Not that war is boring, but after a while you get immune to it. Once Iago gets Othello to hate Desdemona, he breaks their marriage. Othello is so trusting of Iago, he doesn't even hesitate in believing him. Not that Desdemona is completely innocent, if she was why is the word "demon" in her name? Even though Iago isn't holding the sword he's the reason Desdemona dies in the end. No matter how clever the bad guy is, at the end their caught.
They either get killed or spend the rest or their lives in prison. That's what never makes sense. Iago is so clever, he ruins the lives of everyone around him, yet at the end he just gives up, and gets sent off to prison.
Why does he do the things that he does? It's who Iago is. Iago is pure evil, he is because he knows exactly what he's doing. He's evil because he is extremely clever.
He does it because he needs to be in control. Maybe he does it because that's his role in the play. If he wasn't there, then the play would be a boring one. If the character wasn't there then the story would be exactly like Romeo and Juliet. If he wasn't there, then there wouldn't be struggle between good and evil.
Iago plays a similar role to Hamlet. He has two different personalities. The one that the other characters see, and the one especially for us. The face that Iago puts on for the rest of the characters is a sweet and unsuspecting one. Everyone loves Iago, and values what he has to say. His character is shy and not very out going.
Very similar to Hamlet when he was putting on a show for the rest of his family. The face that Iago shows us is much different. It would be as if the stage went dark and his voice would change, as if it were a completely different person. He's evil, when he tells us what he's going to do next. He shows no remorse, and it seems that he doesn't really care what the out come is going to do to other people.
That act is slightly different from the other face of Hamlet. Hamlet mostly talks about what's going on in his head, and how confused he is, and when he's going to act. The only similar thing is, he tells us what he has in store for the people around him. Another similarity is that they are not crazy.
Hamlet wanted people to believe that he was crazy, but when it was only us he was speaking to, it was obvious he wasn't. Iago is the same way. They couldn't be crazy because their plans are thought out to well, no crazy person could come up with plans the two of them did.

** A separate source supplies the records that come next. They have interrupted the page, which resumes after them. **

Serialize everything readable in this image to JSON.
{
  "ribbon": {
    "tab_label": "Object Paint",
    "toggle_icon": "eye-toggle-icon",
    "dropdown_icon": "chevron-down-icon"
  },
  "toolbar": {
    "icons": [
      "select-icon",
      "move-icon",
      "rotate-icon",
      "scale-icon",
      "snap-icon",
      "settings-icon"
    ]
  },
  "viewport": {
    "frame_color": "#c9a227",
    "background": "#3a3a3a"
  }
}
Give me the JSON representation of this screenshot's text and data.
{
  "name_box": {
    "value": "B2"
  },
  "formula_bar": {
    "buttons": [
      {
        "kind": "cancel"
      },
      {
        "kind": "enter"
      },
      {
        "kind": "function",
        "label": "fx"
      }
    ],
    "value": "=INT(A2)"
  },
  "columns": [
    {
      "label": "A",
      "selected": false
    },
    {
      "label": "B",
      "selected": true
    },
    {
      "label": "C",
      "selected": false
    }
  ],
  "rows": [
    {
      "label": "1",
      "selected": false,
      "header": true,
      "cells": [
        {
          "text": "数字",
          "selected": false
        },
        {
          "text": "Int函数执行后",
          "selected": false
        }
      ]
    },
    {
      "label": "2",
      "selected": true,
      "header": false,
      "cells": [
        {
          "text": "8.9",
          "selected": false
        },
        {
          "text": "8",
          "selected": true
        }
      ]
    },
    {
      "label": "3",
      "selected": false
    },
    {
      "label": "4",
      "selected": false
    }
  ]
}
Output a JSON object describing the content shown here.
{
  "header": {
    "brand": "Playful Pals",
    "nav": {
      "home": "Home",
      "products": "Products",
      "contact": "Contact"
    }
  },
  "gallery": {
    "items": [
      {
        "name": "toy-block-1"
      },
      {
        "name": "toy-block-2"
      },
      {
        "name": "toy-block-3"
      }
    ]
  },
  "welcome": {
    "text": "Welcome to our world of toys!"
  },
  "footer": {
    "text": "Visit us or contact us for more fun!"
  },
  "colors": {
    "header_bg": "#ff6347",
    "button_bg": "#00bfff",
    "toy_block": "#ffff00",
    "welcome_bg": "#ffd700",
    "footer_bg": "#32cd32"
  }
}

Does Iago have a heart? And if he does what is it made out of? Iago does have a heart.
If he didn't have one, he wouldn't know how to get to Othello. He wouldn't know how love even worked. He tends to ignore it though. He doesn't let it get in his way.
He knows what he wants, and he doesn't even know why. Why wouldn't he have one? The argument for the other side is, since he doesn't have a heart, that's why he does what he does. He's too clever for that, Iago is clever, and he knows it. He knows that he can get what he wants if he applies himself, and that's what he does. There are lot's of ideas to why Iago does what he does.
Possibly he loves Othello and doesn't want him with Desdemona. Jealousy is strong, but not that strong, but it's as good a reason as any. Maybe he's not even human. He's part devil one could say. He's constantly making references to hell, and the beasts that come from it.
All in all Iago is a very smart man who knows what he wants. He does what he does because he can. All his plans are simple so why should the motive be a complicated one? There's no reason for there to be one. Iago never learns his lesson, not even at the end.
If the book continued, it would probably turn out that Iago would get off, and leave town and begin to do the same things all over again. Iago isn't a very complicated character he says what he wants, and then he does it. He does what he does because he can, and he's got nothing better to do. The idea that Iago is some sort of evil being from outside this world is also very interesting.
It gives a good explanation for what he is doing. Yet there would be some mention of it somewhere more obvious in his words. The whole play is very simple, Iago's plans are very simple, and so are his reasons.